Jazz drummers typically use smaller bass drums. There are many options available to convert a large floor tom into a bass drum if you don’t want to buy another kit. Some include bass drum lifts and add-on spurs that fit right into the leg brackets, making a surprisingly effective substitute.
Softer beaters are commonly used in jazz, and these can help keep your kick volume in check. (See our bass drum beater roundup in this issue.) I’ve occasionally found myself needing to reduce my bass drum volume drastically at restaurant gigs and have even taped a piece of foam rubber onto the head where the beater makes contact. The foam removes the mallet’s attack and creates a softer, rounder thump sound, which has helped me get through pianissimo sambas and keep my gig.
Rock drummers typically use larger drums and more elaborate kits. In lieu of adding more gear, jazz drummers pull more varied tones out of their kits by striking different areas of their drumheads and cymbals. Since jazz drummers tune their drums higher and don’t muffle their drums as much as rockers, these subtleties are magnified. If you’re going play jazz regularly, tuning higher and using smaller drums with thinner heads will help you get a wider variety of sounds out of your kit.
Listen, Watch and Learn
There are countless ways to improve as a drummer, but listening is paramount. You’ll never understand what’s appropriate if you haven’t spent time listening and developing an appreciation for the music.
If you don’t currently read music, seek out a teacher to help you learn. A teacher can also show you helpful tricks and correct any obvious problems quickly. This is especially useful when learning a new style. There are many great books as well, but some music reading skills will be necessary.
The best way to improve quickly is to join a group. Now, you don’t have to be the next Louis Bellson to play in a jazz group. Once you’ve developed your coordination, some stylistic vocabulary, and chart reading skills, you might be able to find a local big band, community jazz band, or small jazz group and further your development. Don’t be afraid of branching out, because you never know what it’s like until you try.
Here’s one anecdotal example. One of my students frequented a local jazz jam session and sat in with the band several times. One of the other players mentioned he had a big band and asked him to come to a rehearsal. This big band already had a good drummer, but he only wanted to play the gigs and didn’t want to rehearse. My student got to play with the band at their rehearsals, and though he may not have been as experienced as the other drummer, the other players liked him and offered helpful suggestions to him. I wouldn’t be surprised if my enthusiastic student eventually replaces the other drummer.

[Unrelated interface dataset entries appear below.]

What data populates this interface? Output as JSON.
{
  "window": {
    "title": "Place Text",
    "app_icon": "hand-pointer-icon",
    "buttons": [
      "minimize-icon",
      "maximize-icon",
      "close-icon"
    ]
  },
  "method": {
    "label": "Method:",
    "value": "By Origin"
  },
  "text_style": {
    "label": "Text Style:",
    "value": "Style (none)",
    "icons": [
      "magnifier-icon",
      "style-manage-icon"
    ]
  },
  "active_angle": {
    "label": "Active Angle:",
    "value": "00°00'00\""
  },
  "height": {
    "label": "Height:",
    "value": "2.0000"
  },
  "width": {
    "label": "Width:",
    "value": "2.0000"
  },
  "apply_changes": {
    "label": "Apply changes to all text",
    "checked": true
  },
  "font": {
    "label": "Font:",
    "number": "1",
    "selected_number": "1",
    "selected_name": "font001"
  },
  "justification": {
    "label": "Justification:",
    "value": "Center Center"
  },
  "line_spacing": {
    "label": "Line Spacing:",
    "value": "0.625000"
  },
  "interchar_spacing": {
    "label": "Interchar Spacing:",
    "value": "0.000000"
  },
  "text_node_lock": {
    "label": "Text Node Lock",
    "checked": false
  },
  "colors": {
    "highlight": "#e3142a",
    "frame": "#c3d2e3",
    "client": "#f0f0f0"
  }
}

Even if you don’t play jazz now, or even think you’d want to, building that skill set can make you a better musician and ultimately a much deeper player. Have fun!